    I must conclude that she commits the politician’s deadly sin of prioritizing (re-)election over faithfulness to the ideals of the party and common sense—or, less likely, that she actually has more leftist views than she has hitherto let on.

  3. In the wake of said election (her party, CDU, and its Bavarian sister, CSU, where hailed as winners, but lost the supporting party FDP and with it the absolute majority), she for the second time entered a disputable alliance with the Social-Democrats, accepting many of their populist election promises and then passively letting them dominate the first few months—despite their being the junior partner in terms of members of parliament.

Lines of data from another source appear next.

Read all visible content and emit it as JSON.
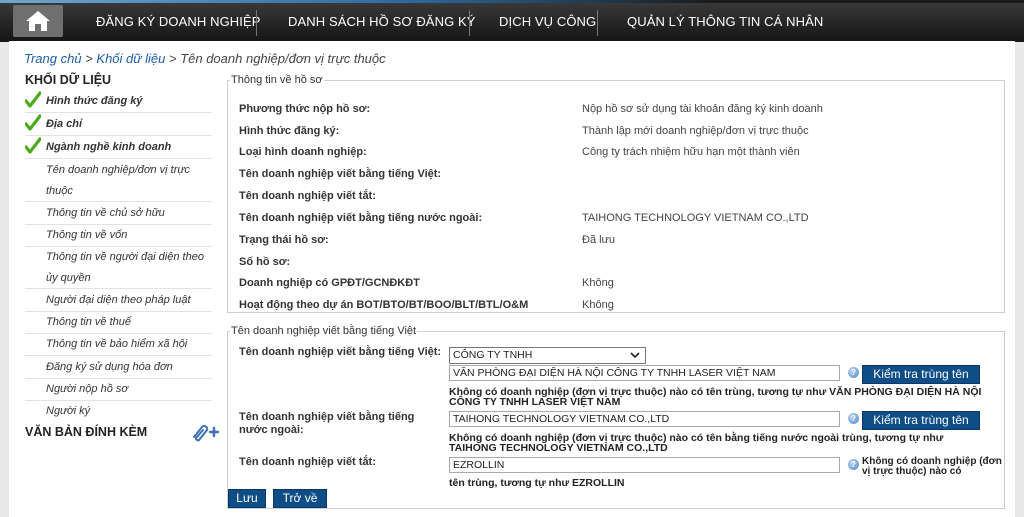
{
  "nav": {
    "items": [
      "ĐĂNG KÝ DOANH NGHIỆP",
      "DANH SÁCH HỒ SƠ ĐĂNG KÝ",
      "DỊCH VỤ CÔNG",
      "QUẢN LÝ THÔNG TIN CÁ NHÂN"
    ]
  },
  "breadcrumb": {
    "home": "Trang chủ",
    "sep1": " > ",
    "section": "Khối dữ liệu",
    "sep2": " > ",
    "current": "Tên doanh nghiệp/đơn vị trực thuộc"
  },
  "sidebar": {
    "title": "KHỐI DỮ LIỆU",
    "items": [
      {
        "label": "Hình thức đăng ký",
        "done": true
      },
      {
        "label": "Địa chỉ",
        "done": true
      },
      {
        "label": "Ngành nghề kinh doanh",
        "done": true
      },
      {
        "label": "Tên doanh nghiệp/đơn vị trực thuộc",
        "done": false
      },
      {
        "label": "Thông tin về chủ sở hữu",
        "done": false
      },
      {
        "label": "Thông tin về vốn",
        "done": false
      },
      {
        "label": "Thông tin về người đại diện theo ủy quyền",
        "done": false
      },
      {
        "label": "Người đại diện theo pháp luật",
        "done": false
      },
      {
        "label": "Thông tin về thuế",
        "done": false
      },
      {
        "label": "Thông tin về bảo hiểm xã hội",
        "done": false
      },
      {
        "label": "Đăng ký sử dụng hóa đơn",
        "done": false
      },
      {
        "label": "Người nộp hồ sơ",
        "done": false
      },
      {
        "label": "Người ký",
        "done": false
      }
    ],
    "attachments_title": "VĂN BẢN ĐÍNH KÈM"
  },
  "profile": {
    "legend": "Thông tin về hồ sơ",
    "rows": [
      {
        "label": "Phương thức nộp hồ sơ:",
        "value": "Nộp hồ sơ sử dụng tài khoản đăng ký kinh doanh"
      },
      {
        "label": "Hình thức đăng ký:",
        "value": "Thành lập mới doanh nghiệp/đơn vị trực thuộc"
      },
      {
        "label": "Loại hình doanh nghiệp:",
        "value": "Công ty trách nhiệm hữu hạn một thành viên"
      },
      {
        "label": "Tên doanh nghiệp viết bằng tiếng Việt:",
        "value": ""
      },
      {
        "label": "Tên doanh nghiệp viết tắt:",
        "value": ""
      },
      {
        "label": "Tên doanh nghiệp viết bằng tiếng nước ngoài:",
        "value": "TAIHONG TECHNOLOGY VIETNAM CO.,LTD"
      },
      {
        "label": "Trạng thái hồ sơ:",
        "value": "Đã lưu"
      },
      {
        "label": "Số hồ sơ:",
        "value": ""
      },
      {
        "label": "Doanh nghiệp có GPĐT/GCNĐKĐT",
        "value": "Không"
      },
      {
        "label": "Hoạt động theo dự án BOT/BTO/BT/BOO/BLT/BTL/O&M",
        "value": "Không"
      }
    ]
  },
  "name_form": {
    "legend": "Tên doanh nghiệp viết bằng tiếng Việt",
    "vn_label": "Tên doanh nghiệp viết bằng tiếng Việt:",
    "vn_type_selected": "CÔNG TY TNHH",
    "vn_name_value": "VĂN PHÒNG ĐẠI DIỆN HÀ NỘI CÔNG TY TNHH LASER VIỆT NAM",
    "check_button": "Kiểm tra trùng tên",
    "vn_message": "Không có doanh nghiệp (đơn vị trực thuộc) nào có tên trùng, tương tự như VĂN PHÒNG ĐẠI DIỆN HÀ NỘI CÔNG TY TNHH LASER VIỆT NAM",
    "foreign_label": "Tên doanh nghiệp viết bằng tiếng nước ngoài:",
    "foreign_value": "TAIHONG TECHNOLOGY VIETNAM CO.,LTD",
    "foreign_message": "Không có doanh nghiệp (đơn vị trực thuộc) nào có tên bằng tiếng nước ngoài trùng, tương tự như TAIHONG TECHNOLOGY VIETNAM CO.,LTD",
    "abbr_label": "Tên doanh nghiệp viết tắt:",
    "abbr_value": "EZROLLIN",
    "abbr_message_side": "Không có doanh nghiệp (đơn vị trực thuộc) nào có",
    "abbr_message_bottom": "tên trùng, tương tự như EZROLLIN",
    "help_glyph": "?"
  },
  "actions": {
    "save": "Lưu",
    "back": "Trở về"
  },
  "colors": {
    "nav_bg": "#1f1f1f",
    "button_blue": "#0f4d86",
    "link": "#1f5fa6",
    "check_green": "#4caa1e"
  }
}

    I must conclude in repetition of the previous item, possibly and again, in combination with her being too weak.

  4. As a result of various election promises, we are now heading for (among other things) several ill-advised pension reforms, a too high minimum wage, and true abomination—-a 30% quota for female board members. This quota ignores that equal opportunity leads to unequal outcomes (for reasons including different interests and family/career priorities) and will therefore give women an artificial and unethical leg up at the cost of men, in particular with an eye on the age structure; it will lead to more incompetence in the board rooms (a problem that is large enough as it is); and it can be disputed on ethical grounds for the intrusion on the companies themselves.

    (Conclusions as above.)

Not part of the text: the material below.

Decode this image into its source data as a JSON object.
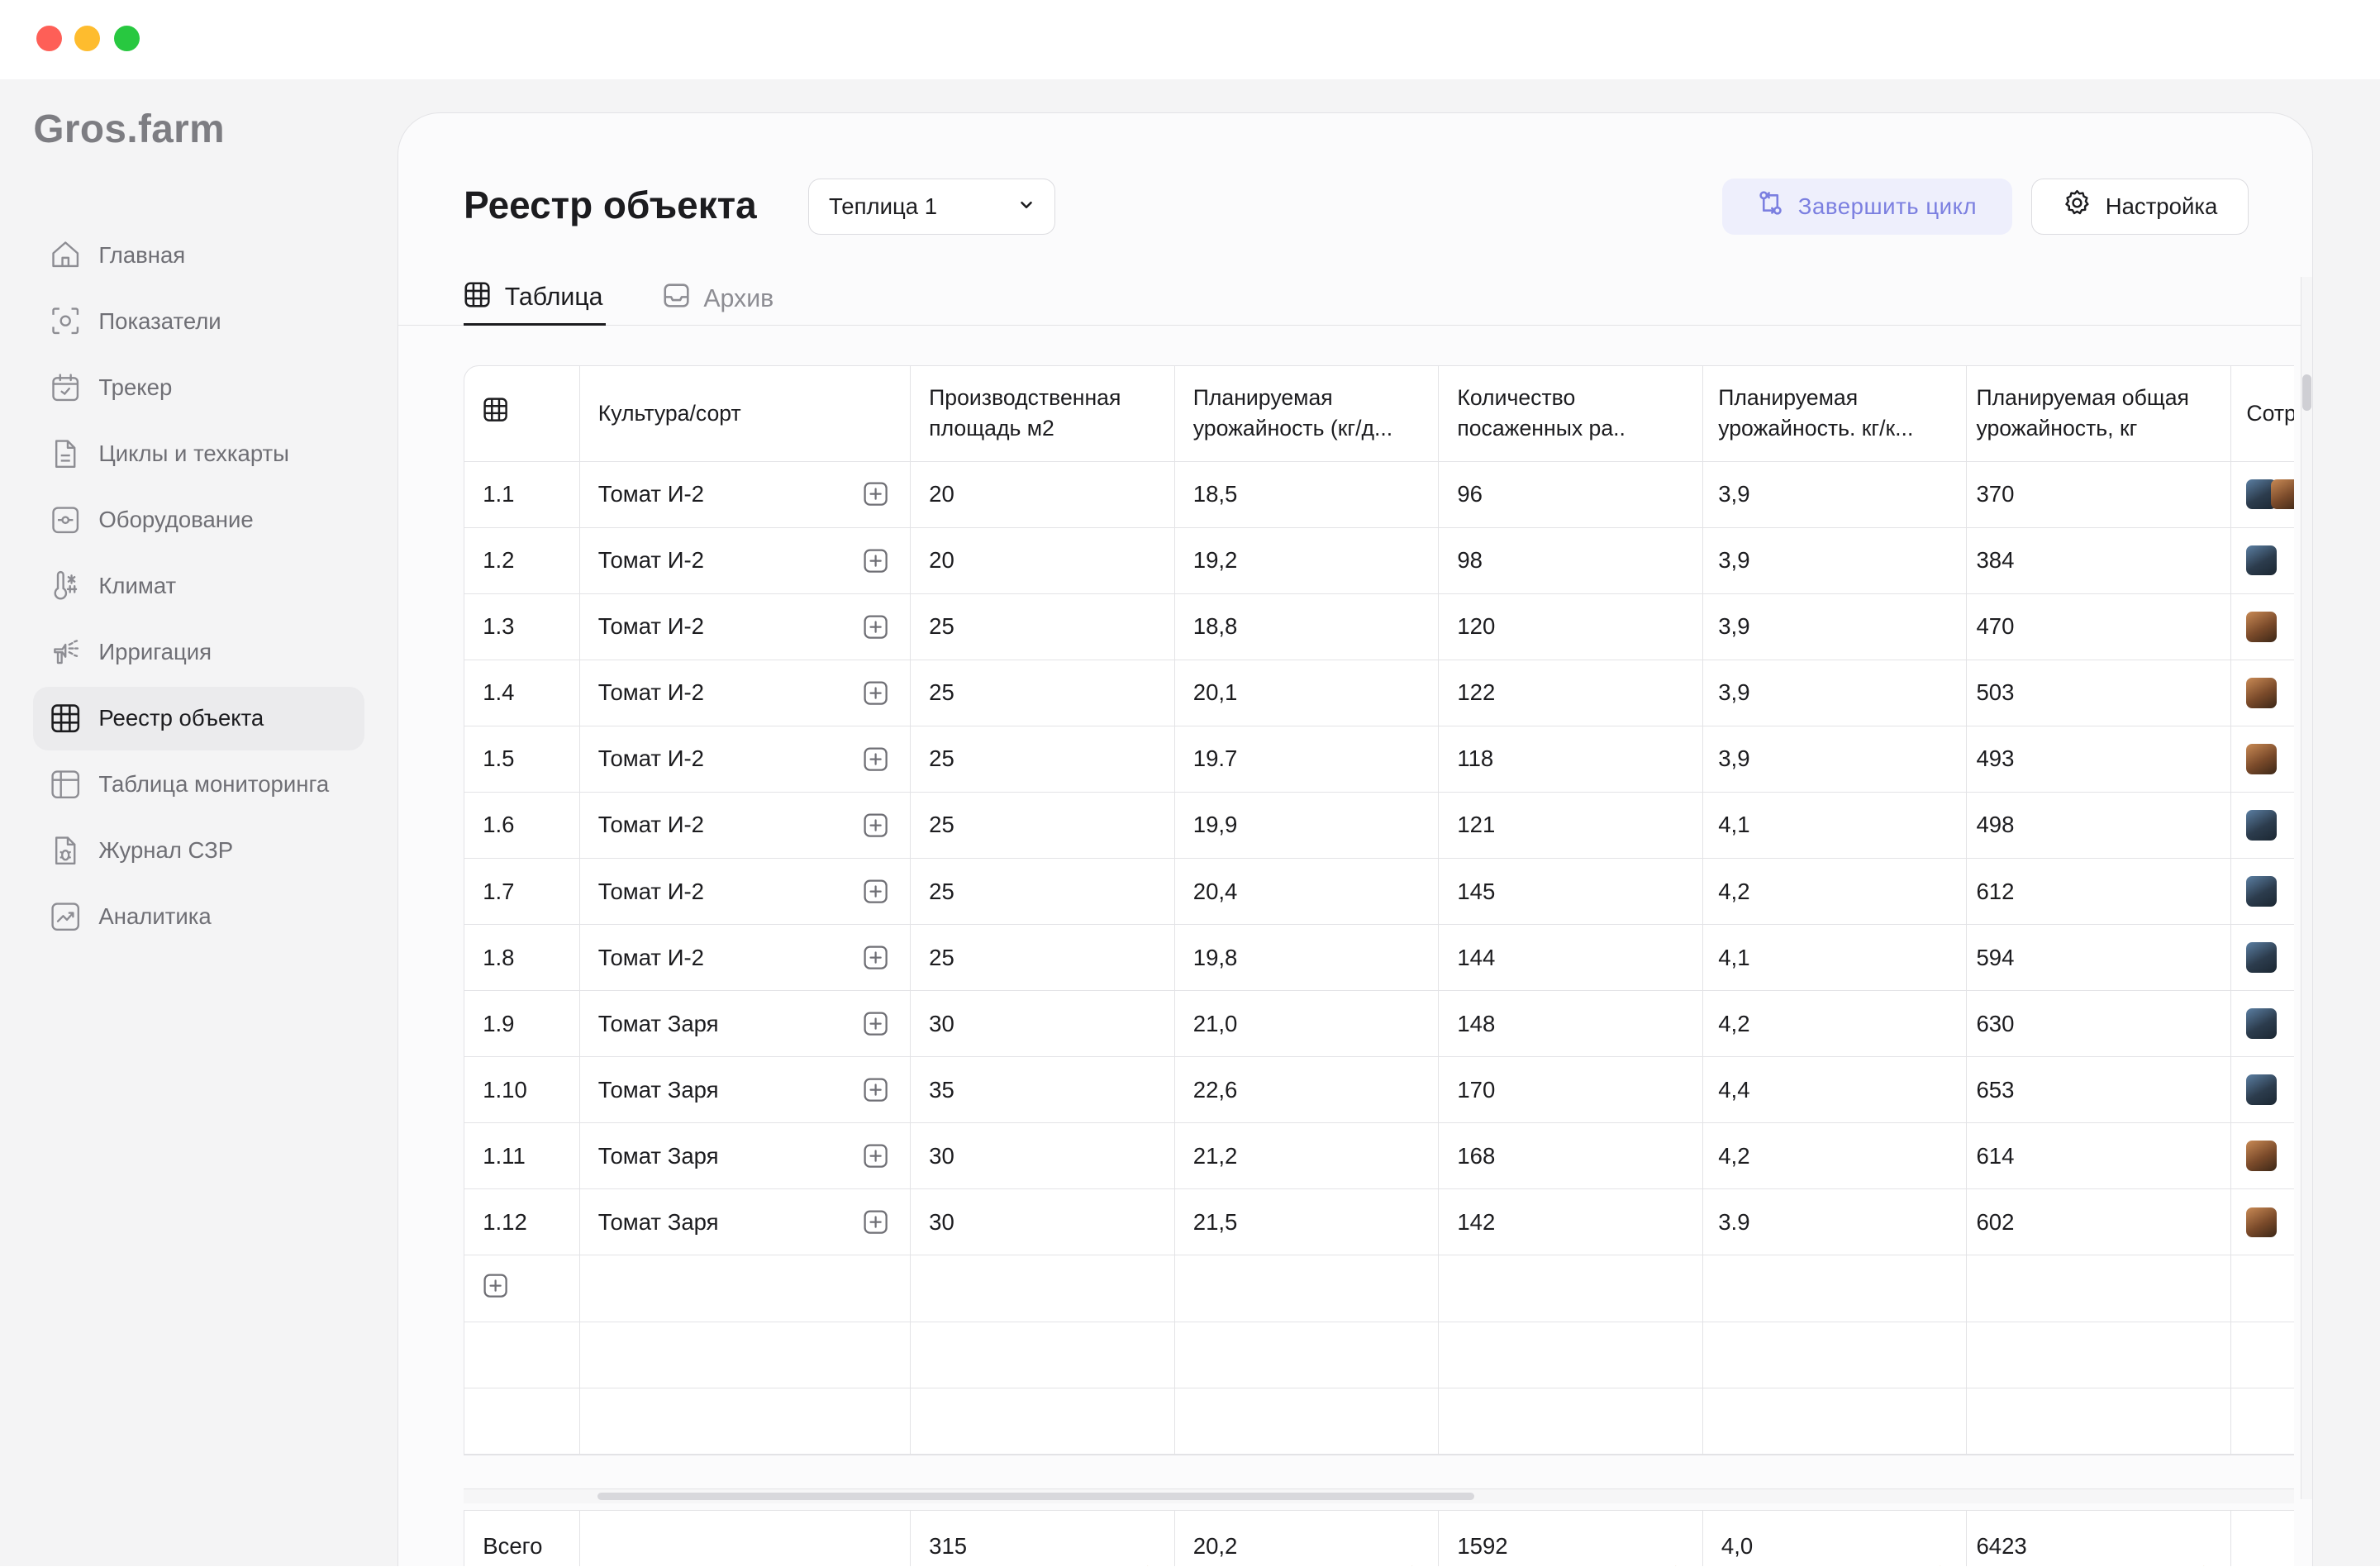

The motivation given together with the award, on the other hand, fails in at least two regards: Firstly, it does not give a holistic view of her year. Secondly, if Merkel has been meritorious in this regard, it is not public knowledge. She has not gone “above and beyond duty” for a chancellor in her geographic position, she has not had any obvious positive impact beyond what was to be expected from a randomly picked chancellor from Germany history, and she has failed in as far as the Crimean is still in the hands of the Russians, Ukraine is still in a state of civil war, and the Russians are still highly aggressive.

At the end of the day, I cannot shake the suspicion that the award was more in line of a statement anti-Putin than a statement pro-Merkel, with Merkel simply being the candidate best-suited for being the excuse. Similarly, I am convinced that the absurd Nobel Peace Prize award to Obama was thinly veiled anti-Bush prize (with some suspicions for a few earlier prizes, including to the IPC/Al Gore)—as discussed in a previous article.

As an aside, the repeated “great coalitions” in Germany and recent odd agreements between the leading Swedish parties (in effect that the opposition will not oppose the budget suggestions of the ruling party/parties, even when the ruling faction does not have a majority) are leaving me with a fear that politicians are deliberately trying to get rid of their main irritant, those pesky voters, by making their own arrangements, irrespective of election outcomes. The conclusion is premature bordering on the paranoid at this stage; however, the last time I suspected that I was paranoid, well, according to Snowden I was naively optimistic…

Written by michaeleriksson

January 14, 2015 at 8:30 pm